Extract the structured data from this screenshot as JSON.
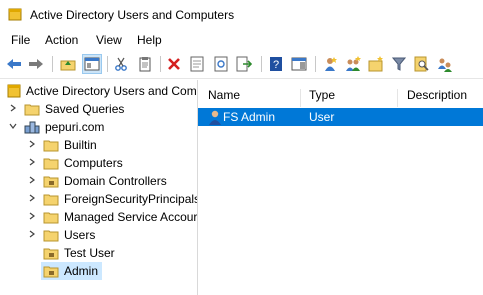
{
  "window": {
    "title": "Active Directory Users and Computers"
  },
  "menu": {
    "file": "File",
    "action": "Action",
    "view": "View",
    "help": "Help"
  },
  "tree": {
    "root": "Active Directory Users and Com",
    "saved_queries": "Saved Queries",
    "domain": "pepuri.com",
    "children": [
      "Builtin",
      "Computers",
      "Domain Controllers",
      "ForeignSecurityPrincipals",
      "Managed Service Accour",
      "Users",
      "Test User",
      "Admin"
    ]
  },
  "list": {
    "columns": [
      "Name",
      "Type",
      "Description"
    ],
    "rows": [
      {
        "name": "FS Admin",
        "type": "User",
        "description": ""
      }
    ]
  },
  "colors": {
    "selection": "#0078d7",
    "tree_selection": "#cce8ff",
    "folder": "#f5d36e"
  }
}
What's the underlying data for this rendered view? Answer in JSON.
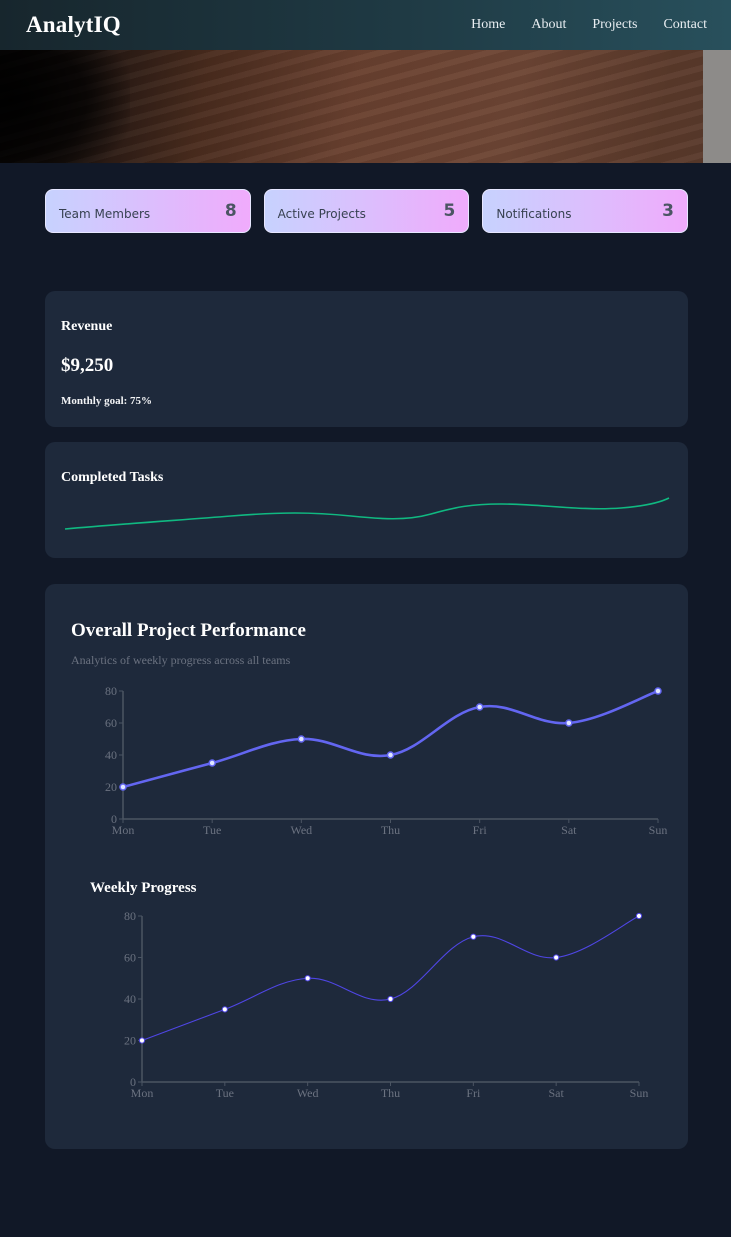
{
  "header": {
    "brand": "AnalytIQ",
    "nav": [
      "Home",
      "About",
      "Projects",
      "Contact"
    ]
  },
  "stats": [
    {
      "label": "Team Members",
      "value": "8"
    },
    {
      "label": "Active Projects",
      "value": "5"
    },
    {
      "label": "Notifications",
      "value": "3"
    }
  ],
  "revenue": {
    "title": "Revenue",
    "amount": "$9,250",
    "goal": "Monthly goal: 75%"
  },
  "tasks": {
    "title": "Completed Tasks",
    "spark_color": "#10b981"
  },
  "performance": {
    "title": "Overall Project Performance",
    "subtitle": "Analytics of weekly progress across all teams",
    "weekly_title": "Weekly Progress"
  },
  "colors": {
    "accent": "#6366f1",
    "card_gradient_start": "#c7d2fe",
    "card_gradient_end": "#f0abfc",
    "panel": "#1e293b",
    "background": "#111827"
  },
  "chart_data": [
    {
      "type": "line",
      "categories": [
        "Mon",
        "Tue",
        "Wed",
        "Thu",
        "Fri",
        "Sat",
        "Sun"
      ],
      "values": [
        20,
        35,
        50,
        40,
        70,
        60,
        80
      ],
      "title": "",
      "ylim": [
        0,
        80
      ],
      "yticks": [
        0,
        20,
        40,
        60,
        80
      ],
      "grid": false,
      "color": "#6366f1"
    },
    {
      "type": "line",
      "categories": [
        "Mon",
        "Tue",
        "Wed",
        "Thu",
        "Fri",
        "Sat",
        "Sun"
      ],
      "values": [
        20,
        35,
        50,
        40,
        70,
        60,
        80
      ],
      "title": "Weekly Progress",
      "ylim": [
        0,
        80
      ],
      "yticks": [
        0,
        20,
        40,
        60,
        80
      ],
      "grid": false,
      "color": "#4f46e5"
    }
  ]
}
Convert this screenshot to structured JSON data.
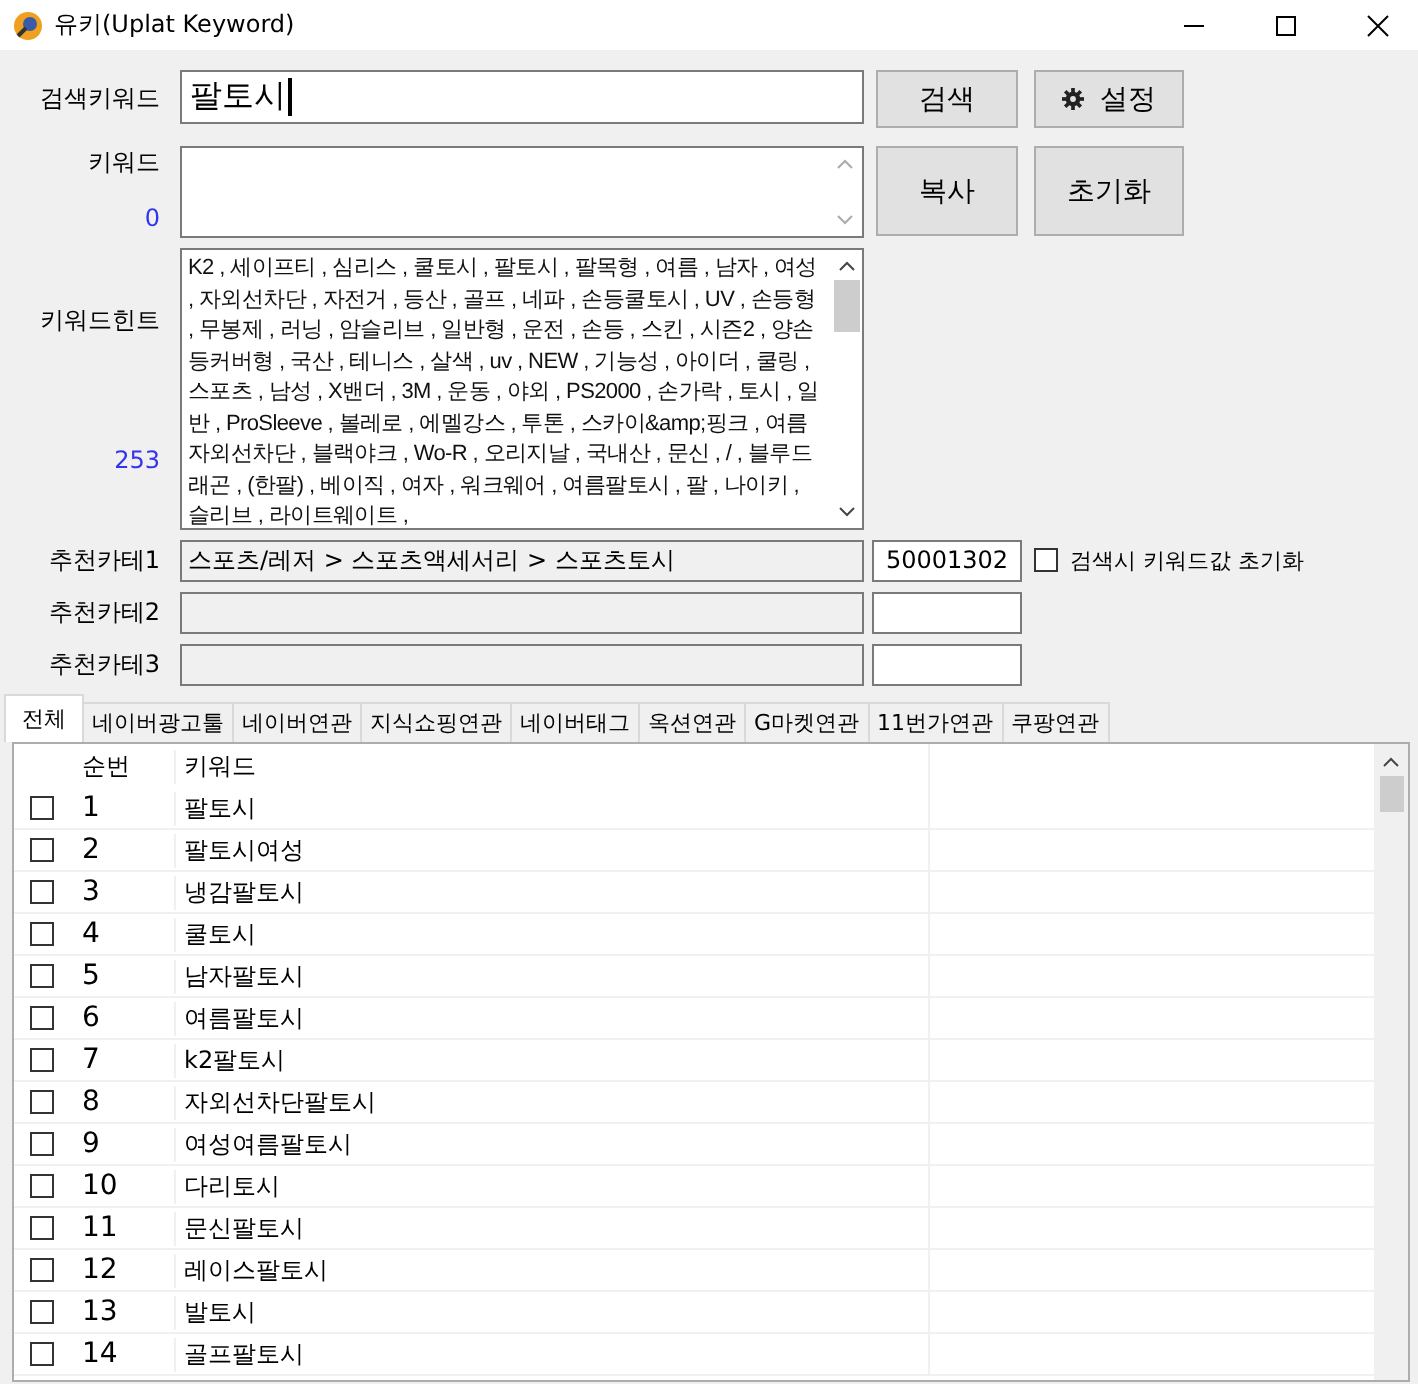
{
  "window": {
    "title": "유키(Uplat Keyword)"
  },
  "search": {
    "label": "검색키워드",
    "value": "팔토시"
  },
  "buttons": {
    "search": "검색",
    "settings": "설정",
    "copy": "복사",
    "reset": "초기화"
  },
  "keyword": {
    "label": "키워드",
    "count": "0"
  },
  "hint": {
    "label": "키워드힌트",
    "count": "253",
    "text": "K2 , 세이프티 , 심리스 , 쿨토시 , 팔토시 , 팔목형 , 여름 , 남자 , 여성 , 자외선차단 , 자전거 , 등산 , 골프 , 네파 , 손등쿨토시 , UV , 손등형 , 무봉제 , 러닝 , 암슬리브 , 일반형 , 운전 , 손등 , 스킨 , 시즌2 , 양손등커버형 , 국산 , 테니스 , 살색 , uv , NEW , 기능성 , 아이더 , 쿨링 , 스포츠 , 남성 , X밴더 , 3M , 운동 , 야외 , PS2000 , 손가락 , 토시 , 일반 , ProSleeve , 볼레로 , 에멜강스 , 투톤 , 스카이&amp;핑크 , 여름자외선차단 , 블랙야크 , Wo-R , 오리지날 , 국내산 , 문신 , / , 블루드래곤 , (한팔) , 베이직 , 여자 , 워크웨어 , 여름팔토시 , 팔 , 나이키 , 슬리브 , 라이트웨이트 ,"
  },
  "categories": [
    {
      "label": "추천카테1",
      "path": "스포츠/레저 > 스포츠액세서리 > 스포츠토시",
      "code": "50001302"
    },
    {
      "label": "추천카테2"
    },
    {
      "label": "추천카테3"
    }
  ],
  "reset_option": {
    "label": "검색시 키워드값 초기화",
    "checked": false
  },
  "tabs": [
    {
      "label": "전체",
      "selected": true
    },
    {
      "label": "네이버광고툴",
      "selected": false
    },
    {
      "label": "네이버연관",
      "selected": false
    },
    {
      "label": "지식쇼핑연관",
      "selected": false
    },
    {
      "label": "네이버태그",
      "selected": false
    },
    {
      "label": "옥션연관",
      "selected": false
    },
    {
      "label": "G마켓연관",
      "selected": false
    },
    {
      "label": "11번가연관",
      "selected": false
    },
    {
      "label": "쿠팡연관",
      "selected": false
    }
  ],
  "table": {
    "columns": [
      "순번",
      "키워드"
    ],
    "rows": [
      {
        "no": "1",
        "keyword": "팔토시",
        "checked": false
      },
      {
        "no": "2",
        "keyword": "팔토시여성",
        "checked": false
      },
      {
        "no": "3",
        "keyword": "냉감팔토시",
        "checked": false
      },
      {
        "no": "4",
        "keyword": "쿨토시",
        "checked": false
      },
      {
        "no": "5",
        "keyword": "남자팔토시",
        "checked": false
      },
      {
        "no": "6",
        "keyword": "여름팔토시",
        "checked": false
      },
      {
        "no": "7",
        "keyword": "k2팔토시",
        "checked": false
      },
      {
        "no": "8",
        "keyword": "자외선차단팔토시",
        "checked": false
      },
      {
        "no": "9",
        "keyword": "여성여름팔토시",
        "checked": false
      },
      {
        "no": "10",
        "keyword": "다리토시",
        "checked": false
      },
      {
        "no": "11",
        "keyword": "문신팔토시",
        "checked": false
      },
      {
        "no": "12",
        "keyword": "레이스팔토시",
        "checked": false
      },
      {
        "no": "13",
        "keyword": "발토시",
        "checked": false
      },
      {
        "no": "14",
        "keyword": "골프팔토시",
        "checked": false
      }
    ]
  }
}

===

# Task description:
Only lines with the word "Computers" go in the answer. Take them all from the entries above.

# Solution to this exercise:
    "title": "Active Directory Users and Computers"
      "Computers",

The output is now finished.